Concerns about a loss of farmland to increasing urban sprawl are nothing new to American farmers and rural stakeholders. Those worries now have hard numbers to back them up with research from the American Farmland Trust showing the U.S. has lost more than 11 million of acres of farmland to development in the last two decades. That’s the equivalent of losing almost half of Indiana just since George W. Bush was President.
The report, Farms Under Threat: The State of the States, contains a ton of useful and relevant information. Using spatial mapping analyses of agricultural land conversion, AFT says it gained unprecedented insights into the status and fate of American farmland. Their findings and maps of agricultural land at the state, county, and even sub-county levels show that between 2001 and 2016, 11 million acres of farmland and ranchland were converted to urban and highly developed land use (4.1 million acres) or low-density residential land use (nearly 7 million acres).
At the same time, we also know that the number of farms in the U.S. has been shrinking. USDA data shows that between 2011 and 2018, the number of farms in the U.S. declined by almost -5%. Some of this stems from consolidation with a lot of small- to mid-sized farmers moved to sell or lease their land to larger operations. Urban development has gobbled up some of that land, too. With the fallout from Covid-19, there are concerns that these trends will only be exacerbated.
Consolidation and urbanization could be also be accelerated by the impending transfer of more than 370 million acres of farmland as an aging farmer population retires, according to AFT. Including nonoperator landlords, seniors aged 65 and older own more than 40% of the agricultural land in the United States. More than four times as many farmers and ranchers are age 65 and older as are under age 35, and the percentage of senior producers at or above retirement age keeps creeping up. In most states, seniors comprise at least a third of the farming population. Regionally, the trend is most pronounced across southern states: in Texas, more than 155,000 of the state’s 408,500 producers are over age 65, versus fewer than 25,000 who are under 35.
One issue that the report highlights is what Julia Freedgood, a senior adviser with AFT and a co-author of the report, calls an “insidious pattern of fragmentation in rural communities,” which she says is kind of like sprawl but less concentrated. “What you’ll see is one house per maybe five or 10 acres in an area, and maybe they’re having some horses or some llamas or something like that,” Freedgood explains. “It looks kind of like a farm if you’re in outer space and looking down for spatial mapping, but in terms of a farm economy, you suddenly have a different kind of an enterprise happening.”
Ultimately, the infrastructure that supports local agriculture gets pushed out and replaced. “So, it’s not exactly sprawl as we think of it, as urban sprawl with malls and everything around the city, but it still can have a detrimental impact on the agricultural community and economy,” she says. As the suburban economy grows up around these new developments, land values often rise beyond what a local farmer can afford.

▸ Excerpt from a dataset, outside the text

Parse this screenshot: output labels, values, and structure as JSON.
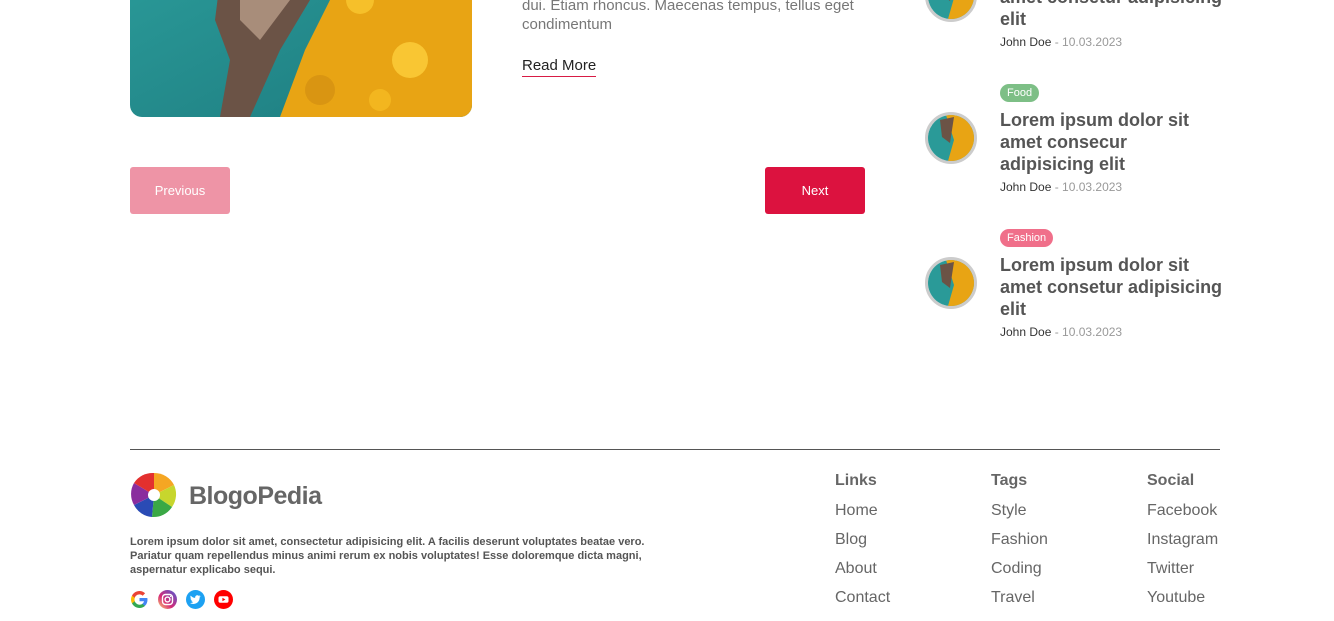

Freedgood urges people start to take seriously some of the things she and others have been warning about for decades: the consolidation in the agricultural industry — and in cropland, in particular. As she points out, the pandemic has shown the fault lines created by this pattern. “It’s not that we have a supply problem right now. What we have is…a supply chain problem.” The best way to ensure our food security to make sure that we’re protecting farmland in our states and in our communities, she insists, “so that we have this kind of resiliency so that we’re ready for everything that comes, whether it’s a pandemic or whether it’s climate change.”
Farms Under Threat is AFT’s multi-year initiative to document the status of, and threats to, U.S. farmland and ranchland while also offering policy solutions to save that land. The group aims to double the amount of permanently protected farmland by 2040 and drastically reduce the rate that farmland is converted to other uses—by 50% by 2030 and 75% by 2040. And to do it all with a priority focus on America’s best agricultural land—the most productive, versatile, and resilient. The group this year established the National Agricultural Land Network, a nationwide network of land trusts and government entities focused on protecting agricultural lands, to help meet the goals. It will also continue to advocate for stronger state and federal land protection policies. (Sources: AFT, The World, DTN)